As the Arctic loses ice and breaks high temperature records, it experiences a profound shift into a new state of “normal.” This is as clear a sign as any that climate change’s worst effects are already here. Taken in context with the jarring changes scientists have already tracked — including alarming accidental findings such as green ice caused by microorganism growth in waters at unprecedented high temperatures — the findings from the northernmost regions of our planet all spell out the urgency of the climate change fight in no uncertain terms.
River ice now melts one month earlier than it did only 15 years ago, and in at least one instance a melting glacier cut off its water source, causing an entire river to disappear over the course of four days. Thinning sea ice, glaciers riddled with holes, unusual cycles of seasonal ice, and disruptions to the Arctic food chain are all apparent.
Like the rest of the planet, the Arctic’s warmest temperatures in recorded history occurred between 2011 to 2015. However, unlike the rest of the planet, temperatures are rising twice as fast in the Arctic. Over the past four decades, sea ice has declined by 65 percent. In fact, whereas most sea ice used to remain frozen, now, for the first time, most Arctic sea ice is new.
These changes have worldwide consequences. A new survey shows that, without action to curb CO2 emissions, sea levels may rise an additional foot. According to a report from the Arctic Monitoring and Assessment Programme, scientists are now measuring changes in the Arctic that are significant enough to have global repercussions from flooding in coastal cities and extreme record temperatures to intensifying monsoons.
Even so, Environment and Climate Change Canada cryosphere scientist Ross Brown insists there is hope. The report also shows that aggressive intervention can slow the warming of the Arctic that climate change is causing. If strong enough steps to reduce emissions were taken, parts of the Arctic, including sea ice cover, could recover.

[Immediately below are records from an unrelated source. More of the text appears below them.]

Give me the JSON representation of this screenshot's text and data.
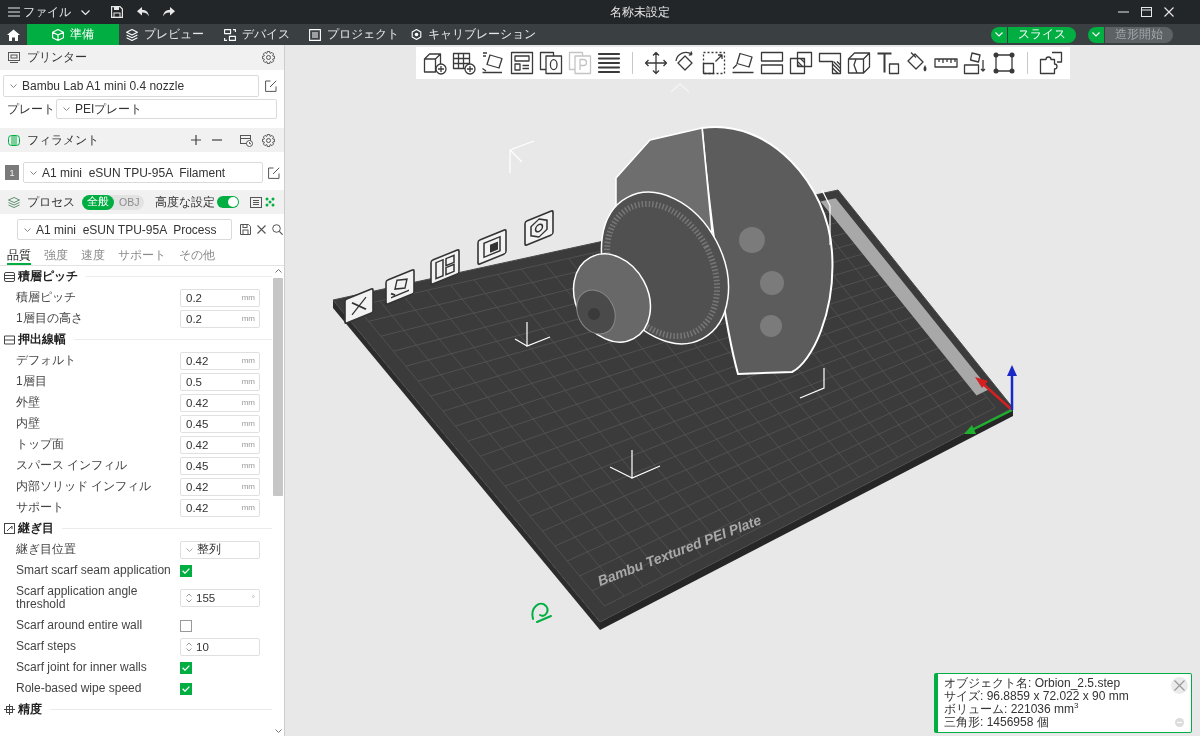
{
  "title_bar": {
    "menu": "ファイル",
    "title": "名称未設定"
  },
  "tabs": [
    {
      "kind": "prepare",
      "label": "準備",
      "selected": true
    },
    {
      "kind": "preview",
      "label": "プレビュー",
      "selected": false
    },
    {
      "kind": "device",
      "label": "デバイス",
      "selected": false
    },
    {
      "kind": "project",
      "label": "プロジェクト",
      "selected": false
    },
    {
      "kind": "calibration",
      "label": "キャリブレーション",
      "selected": false
    }
  ],
  "actions": [
    {
      "label": "スライス",
      "disabled": false
    },
    {
      "label": "造形開始",
      "disabled": true
    }
  ],
  "printer": {
    "title": "プリンター",
    "preset": "Bambu Lab A1 mini 0.4 nozzle",
    "plate_label": "プレート",
    "plate": "PEIプレート"
  },
  "filament": {
    "title": "フィラメント",
    "items": [
      {
        "number": "1",
        "color": "#7a7a7a",
        "preset": "A1 mini  eSUN TPU-95A  Filament"
      }
    ]
  },
  "process": {
    "title": "プロセス",
    "scope": [
      {
        "label": "全般",
        "selected": true
      },
      {
        "label": "OBJ",
        "selected": false
      }
    ],
    "advanced": {
      "label": "高度な設定",
      "on": true
    },
    "preset": "A1 mini  eSUN TPU-95A  Process",
    "tabs": [
      {
        "label": "品質",
        "selected": true
      },
      {
        "label": "強度",
        "selected": false
      },
      {
        "label": "速度",
        "selected": false
      },
      {
        "label": "サポート",
        "selected": false
      },
      {
        "label": "その他",
        "selected": false
      }
    ]
  },
  "settings": [
    {
      "kind": "layers",
      "title": "積層ピッチ",
      "rows": [
        {
          "kind": "number",
          "label": "積層ピッチ",
          "value": "0.2",
          "unit": "mm"
        },
        {
          "kind": "number",
          "label": "1層目の高さ",
          "value": "0.2",
          "unit": "mm"
        }
      ]
    },
    {
      "kind": "lines",
      "title": "押出線幅",
      "rows": [
        {
          "kind": "number",
          "label": "デフォルト",
          "value": "0.42",
          "unit": "mm"
        },
        {
          "kind": "number",
          "label": "1層目",
          "value": "0.5",
          "unit": "mm"
        },
        {
          "kind": "number",
          "label": "外壁",
          "value": "0.42",
          "unit": "mm"
        },
        {
          "kind": "number",
          "label": "内壁",
          "value": "0.45",
          "unit": "mm"
        },
        {
          "kind": "number",
          "label": "トップ面",
          "value": "0.42",
          "unit": "mm"
        },
        {
          "kind": "number",
          "label": "スパース インフィル",
          "value": "0.45",
          "unit": "mm"
        },
        {
          "kind": "number",
          "label": "内部ソリッド インフィル",
          "value": "0.42",
          "unit": "mm"
        },
        {
          "kind": "number",
          "label": "サポート",
          "value": "0.42",
          "unit": "mm"
        }
      ]
    },
    {
      "kind": "seam",
      "title": "継ぎ目",
      "rows": [
        {
          "kind": "select",
          "label": "継ぎ目位置",
          "value": "整列"
        },
        {
          "kind": "checkbox",
          "label": "Smart scarf seam application",
          "checked": true
        },
        {
          "kind": "spinner",
          "label": "Scarf application angle threshold",
          "value": "155",
          "unit": "°"
        },
        {
          "kind": "checkbox",
          "label": "Scarf around entire wall",
          "checked": false
        },
        {
          "kind": "spinner",
          "label": "Scarf steps",
          "value": "10"
        },
        {
          "kind": "checkbox",
          "label": "Scarf joint for inner walls",
          "checked": true
        },
        {
          "kind": "checkbox",
          "label": "Role-based wipe speed",
          "checked": true
        }
      ]
    },
    {
      "kind": "precision",
      "title": "精度"
    }
  ],
  "toolbar": [
    {
      "kind": "add",
      "disabled": false
    },
    {
      "kind": "plate",
      "disabled": false
    },
    {
      "kind": "orient",
      "disabled": false
    },
    {
      "kind": "arrange",
      "disabled": false
    },
    {
      "kind": "split",
      "disabled": false
    },
    {
      "kind": "parts",
      "disabled": true
    },
    {
      "kind": "layers",
      "disabled": false
    },
    {
      "kind": "separator"
    },
    {
      "kind": "move",
      "disabled": false
    },
    {
      "kind": "rotate",
      "disabled": false
    },
    {
      "kind": "scale",
      "disabled": false
    },
    {
      "kind": "face",
      "disabled": false
    },
    {
      "kind": "cut",
      "disabled": false
    },
    {
      "kind": "boolean",
      "disabled": false
    },
    {
      "kind": "support",
      "disabled": false
    },
    {
      "kind": "seam",
      "disabled": false
    },
    {
      "kind": "text",
      "disabled": false
    },
    {
      "kind": "paint",
      "disabled": false
    },
    {
      "kind": "measure",
      "disabled": false
    },
    {
      "kind": "assembly",
      "disabled": false
    },
    {
      "kind": "corners",
      "disabled": false
    },
    {
      "kind": "separator"
    },
    {
      "kind": "puzzle",
      "disabled": false
    }
  ],
  "viewport": {
    "plate_label": "Bambu Textured PEI Plate"
  },
  "object_info": {
    "lines": [
      "オブジェクト名: Orbion_2.5.step",
      "サイズ: 96.8859 x 72.022 x 90 mm",
      "ボリューム: 221036 mm$^{3}$",
      "三角形: 1456958 個"
    ]
  }
}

“There is a choice there to be made, and if we can actually follow through, there is a chance we’ll be able to stabilize the changes that are happening,” he said to E&E News. “I don’t know if it’s optimism, but I think it shows that if we do take action, there is a real concrete result to it.”